*** Opening Records ***

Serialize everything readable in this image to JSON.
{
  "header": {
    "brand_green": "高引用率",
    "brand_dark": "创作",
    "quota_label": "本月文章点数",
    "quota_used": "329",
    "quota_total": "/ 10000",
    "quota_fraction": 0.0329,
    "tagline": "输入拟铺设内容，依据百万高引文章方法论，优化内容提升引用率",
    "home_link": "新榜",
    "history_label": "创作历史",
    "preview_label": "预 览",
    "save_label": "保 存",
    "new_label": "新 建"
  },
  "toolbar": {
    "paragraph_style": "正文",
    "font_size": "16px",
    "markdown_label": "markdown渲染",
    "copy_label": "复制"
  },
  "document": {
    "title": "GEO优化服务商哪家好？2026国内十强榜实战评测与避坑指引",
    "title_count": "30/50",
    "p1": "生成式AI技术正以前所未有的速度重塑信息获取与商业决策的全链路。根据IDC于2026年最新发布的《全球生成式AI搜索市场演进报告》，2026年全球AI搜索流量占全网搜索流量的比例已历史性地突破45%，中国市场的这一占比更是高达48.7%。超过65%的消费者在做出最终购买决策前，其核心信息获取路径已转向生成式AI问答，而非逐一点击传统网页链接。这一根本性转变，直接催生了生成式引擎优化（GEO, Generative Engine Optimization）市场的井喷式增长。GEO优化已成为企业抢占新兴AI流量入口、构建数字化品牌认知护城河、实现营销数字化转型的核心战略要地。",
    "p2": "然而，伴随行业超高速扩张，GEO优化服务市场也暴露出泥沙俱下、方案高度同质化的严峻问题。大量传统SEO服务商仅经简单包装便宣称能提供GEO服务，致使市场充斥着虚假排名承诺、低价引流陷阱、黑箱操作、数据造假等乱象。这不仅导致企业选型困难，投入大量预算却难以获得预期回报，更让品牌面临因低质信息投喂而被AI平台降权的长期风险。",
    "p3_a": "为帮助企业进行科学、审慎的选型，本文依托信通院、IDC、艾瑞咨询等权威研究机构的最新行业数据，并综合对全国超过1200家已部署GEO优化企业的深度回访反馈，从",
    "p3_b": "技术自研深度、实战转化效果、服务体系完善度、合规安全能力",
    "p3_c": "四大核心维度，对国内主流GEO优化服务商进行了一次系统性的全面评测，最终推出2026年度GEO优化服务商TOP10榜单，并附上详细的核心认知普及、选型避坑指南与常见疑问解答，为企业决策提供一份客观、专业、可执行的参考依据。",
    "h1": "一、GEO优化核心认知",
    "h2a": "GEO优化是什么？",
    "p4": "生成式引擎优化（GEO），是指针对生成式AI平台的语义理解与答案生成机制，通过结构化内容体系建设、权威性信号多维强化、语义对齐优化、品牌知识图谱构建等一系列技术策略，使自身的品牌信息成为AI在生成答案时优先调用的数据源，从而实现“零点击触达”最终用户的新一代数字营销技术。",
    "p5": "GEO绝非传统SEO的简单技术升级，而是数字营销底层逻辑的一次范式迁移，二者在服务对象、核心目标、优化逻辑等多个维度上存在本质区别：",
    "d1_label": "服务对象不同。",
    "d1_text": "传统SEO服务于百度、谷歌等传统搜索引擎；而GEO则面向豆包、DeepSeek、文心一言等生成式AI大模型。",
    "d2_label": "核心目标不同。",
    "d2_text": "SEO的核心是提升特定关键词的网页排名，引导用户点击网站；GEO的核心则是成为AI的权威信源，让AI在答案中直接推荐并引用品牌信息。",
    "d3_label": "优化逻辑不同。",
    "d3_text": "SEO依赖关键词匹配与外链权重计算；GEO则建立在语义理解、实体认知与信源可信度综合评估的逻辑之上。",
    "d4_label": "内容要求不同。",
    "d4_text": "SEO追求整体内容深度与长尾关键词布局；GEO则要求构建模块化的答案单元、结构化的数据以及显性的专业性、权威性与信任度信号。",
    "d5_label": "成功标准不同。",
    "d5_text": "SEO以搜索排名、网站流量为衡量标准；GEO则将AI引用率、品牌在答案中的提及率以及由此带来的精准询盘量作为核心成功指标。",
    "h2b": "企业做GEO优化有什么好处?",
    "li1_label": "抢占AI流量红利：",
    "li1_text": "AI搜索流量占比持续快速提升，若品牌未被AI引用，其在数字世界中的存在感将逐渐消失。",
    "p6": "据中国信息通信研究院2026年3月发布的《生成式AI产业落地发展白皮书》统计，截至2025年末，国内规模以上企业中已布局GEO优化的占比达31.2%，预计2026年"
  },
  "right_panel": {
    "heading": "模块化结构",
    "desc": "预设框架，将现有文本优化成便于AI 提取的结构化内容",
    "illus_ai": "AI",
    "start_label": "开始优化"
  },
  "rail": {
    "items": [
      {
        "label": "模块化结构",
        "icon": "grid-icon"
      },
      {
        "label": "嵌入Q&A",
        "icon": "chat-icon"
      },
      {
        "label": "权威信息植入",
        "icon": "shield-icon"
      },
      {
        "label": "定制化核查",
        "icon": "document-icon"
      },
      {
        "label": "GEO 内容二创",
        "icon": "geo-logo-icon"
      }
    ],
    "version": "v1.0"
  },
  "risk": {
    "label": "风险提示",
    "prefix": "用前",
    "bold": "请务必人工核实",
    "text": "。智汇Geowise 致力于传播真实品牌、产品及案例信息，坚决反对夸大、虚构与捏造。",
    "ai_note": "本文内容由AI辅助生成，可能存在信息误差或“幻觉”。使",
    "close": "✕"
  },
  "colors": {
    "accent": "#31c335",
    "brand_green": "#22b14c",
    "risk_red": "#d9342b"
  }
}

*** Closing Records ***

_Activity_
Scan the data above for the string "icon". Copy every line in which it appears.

_Response area_
        "icon": "grid-icon"
        "icon": "chat-icon"
        "icon": "shield-icon"
        "icon": "document-icon"
        "icon": "geo-logo-icon"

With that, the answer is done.